You use stay stitching on curved pattern lines or bias cut pattern pieces. The curve will indicate that it may stretch when you handle it a lot, for example through pinning and sewing. You can test if an area is prone to stretching by gently pulling it in opposite directions. If you feel the stretch, it’s a good idea to stay stitch! If you don’t stay stitch and you do end up stretching the line when you sew it, you will end up with a fluted effect which is hard, if not impossible to get rid off.
Where do I use it?
Curved pattern lines are particularly found on necklines, curved bust seams, collars, and bias cut pattern lines (such as our London pattern raglan sleeve). Armholes are also curved but less prone to stretching due to the direction of the curve, but if you have a particularly unruly fabric or your are unsure, you can stay stitch there too. The main culprit is curved necks.
Top Tip for Collars and Necklines: stitch into the centre front from both sides. Start on the side, stitch to the centre front, and stop. Repeat from the other side. This way you are treating both sides of your neckline or collar equally and prevent any dragging or stretching from using your machine in one direction only.
To make your curved lines sit nice and flat, you may have to snip into your seam allowance. Snip until you meet your stay stitch, like in the image below.
What other techniques are there to prevent stretching?
When pinning up curved lines, we like to pin vertically, like in the picture below. This way of pinning let’s you access the curviest parts without distorting the line with your pins. It’s impossible to make a straight metal pin follow a curved line! This way you are less likely to stretch it, too. Always match your notches first, which is a very important first step to prevent stretching when sewing curved lines. If you pin from one end to the other, you will guaranteed end up with a stretched edge on one side.
Another method of preventing stretching, which you will be familiar with if you have sewn skirts with waistbands, is interfacing. The material in interfacing can’t stretch, so when it’s applied to your fabric it prevents the top fabric from stretching too.
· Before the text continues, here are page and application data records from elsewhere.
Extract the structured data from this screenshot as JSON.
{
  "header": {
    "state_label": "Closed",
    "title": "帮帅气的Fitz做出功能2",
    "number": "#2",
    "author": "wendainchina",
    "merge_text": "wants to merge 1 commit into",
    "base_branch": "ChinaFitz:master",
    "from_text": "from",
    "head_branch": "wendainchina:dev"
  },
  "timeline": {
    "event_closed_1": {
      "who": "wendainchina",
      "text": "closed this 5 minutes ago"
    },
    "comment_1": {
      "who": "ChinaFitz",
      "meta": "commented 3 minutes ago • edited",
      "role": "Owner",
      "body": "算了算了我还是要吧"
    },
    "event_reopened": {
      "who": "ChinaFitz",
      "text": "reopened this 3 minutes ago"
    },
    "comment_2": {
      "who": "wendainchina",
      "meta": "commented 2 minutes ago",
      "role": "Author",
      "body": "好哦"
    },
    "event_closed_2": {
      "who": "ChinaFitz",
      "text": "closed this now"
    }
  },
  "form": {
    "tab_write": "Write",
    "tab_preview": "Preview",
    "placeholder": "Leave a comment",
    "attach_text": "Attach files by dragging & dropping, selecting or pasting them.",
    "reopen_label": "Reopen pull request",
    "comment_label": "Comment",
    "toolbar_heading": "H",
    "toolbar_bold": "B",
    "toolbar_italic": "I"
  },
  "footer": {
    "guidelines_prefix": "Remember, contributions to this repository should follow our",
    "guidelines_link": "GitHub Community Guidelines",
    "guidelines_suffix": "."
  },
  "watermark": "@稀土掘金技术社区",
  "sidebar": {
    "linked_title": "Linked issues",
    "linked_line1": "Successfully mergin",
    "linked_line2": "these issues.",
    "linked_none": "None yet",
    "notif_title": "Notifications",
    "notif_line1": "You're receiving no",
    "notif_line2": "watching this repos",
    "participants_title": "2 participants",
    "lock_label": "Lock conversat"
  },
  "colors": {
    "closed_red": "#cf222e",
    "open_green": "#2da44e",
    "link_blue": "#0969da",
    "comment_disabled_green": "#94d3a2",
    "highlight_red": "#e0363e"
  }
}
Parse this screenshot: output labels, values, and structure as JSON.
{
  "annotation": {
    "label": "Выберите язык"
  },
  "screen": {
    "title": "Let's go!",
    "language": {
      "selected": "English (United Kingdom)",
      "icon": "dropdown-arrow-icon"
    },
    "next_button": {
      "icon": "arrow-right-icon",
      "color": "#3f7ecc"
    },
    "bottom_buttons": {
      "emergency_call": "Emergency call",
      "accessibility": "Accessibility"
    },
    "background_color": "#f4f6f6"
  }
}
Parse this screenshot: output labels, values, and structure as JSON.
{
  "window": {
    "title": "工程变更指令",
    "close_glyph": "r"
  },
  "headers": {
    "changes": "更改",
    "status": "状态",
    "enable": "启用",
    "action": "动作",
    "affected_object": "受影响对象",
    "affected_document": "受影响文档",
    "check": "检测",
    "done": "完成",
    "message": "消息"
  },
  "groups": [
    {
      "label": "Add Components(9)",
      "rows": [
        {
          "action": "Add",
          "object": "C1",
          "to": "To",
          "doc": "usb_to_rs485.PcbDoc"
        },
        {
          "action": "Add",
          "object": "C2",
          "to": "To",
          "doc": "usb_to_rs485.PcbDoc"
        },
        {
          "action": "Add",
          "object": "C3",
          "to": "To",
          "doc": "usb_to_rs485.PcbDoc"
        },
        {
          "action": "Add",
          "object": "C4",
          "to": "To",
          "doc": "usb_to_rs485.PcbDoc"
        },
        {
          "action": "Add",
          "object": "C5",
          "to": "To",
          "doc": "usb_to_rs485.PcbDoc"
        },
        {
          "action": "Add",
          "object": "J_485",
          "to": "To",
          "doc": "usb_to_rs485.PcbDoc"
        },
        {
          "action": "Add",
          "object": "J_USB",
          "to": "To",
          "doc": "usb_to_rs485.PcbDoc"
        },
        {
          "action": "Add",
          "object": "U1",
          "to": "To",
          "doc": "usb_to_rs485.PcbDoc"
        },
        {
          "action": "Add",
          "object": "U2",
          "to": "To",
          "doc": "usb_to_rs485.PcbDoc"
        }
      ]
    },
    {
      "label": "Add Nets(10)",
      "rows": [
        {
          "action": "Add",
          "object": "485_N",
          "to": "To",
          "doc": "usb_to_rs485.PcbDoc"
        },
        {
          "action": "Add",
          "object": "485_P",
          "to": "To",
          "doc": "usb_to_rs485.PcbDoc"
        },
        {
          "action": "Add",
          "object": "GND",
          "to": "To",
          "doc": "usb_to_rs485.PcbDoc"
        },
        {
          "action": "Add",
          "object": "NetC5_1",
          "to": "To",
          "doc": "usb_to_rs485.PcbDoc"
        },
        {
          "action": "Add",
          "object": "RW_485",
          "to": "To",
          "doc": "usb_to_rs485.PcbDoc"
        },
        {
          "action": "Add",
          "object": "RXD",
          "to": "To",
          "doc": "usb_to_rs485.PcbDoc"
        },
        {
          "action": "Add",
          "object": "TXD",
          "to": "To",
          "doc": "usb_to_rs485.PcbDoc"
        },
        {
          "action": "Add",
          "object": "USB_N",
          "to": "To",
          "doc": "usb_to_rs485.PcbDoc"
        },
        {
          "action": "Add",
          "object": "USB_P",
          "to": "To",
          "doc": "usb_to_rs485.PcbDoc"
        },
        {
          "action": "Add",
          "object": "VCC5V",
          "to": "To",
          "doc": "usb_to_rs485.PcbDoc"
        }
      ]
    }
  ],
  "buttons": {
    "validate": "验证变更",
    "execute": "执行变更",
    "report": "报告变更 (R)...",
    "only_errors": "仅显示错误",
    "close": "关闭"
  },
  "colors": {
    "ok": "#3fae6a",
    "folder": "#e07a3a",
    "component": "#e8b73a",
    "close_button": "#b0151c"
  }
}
This is especially good on waistbands, as they tend to stretch as you wear them, but it can also be used to strengthen facings for curved necklines (like our London blouse/dress).
We hope you have learnt something new!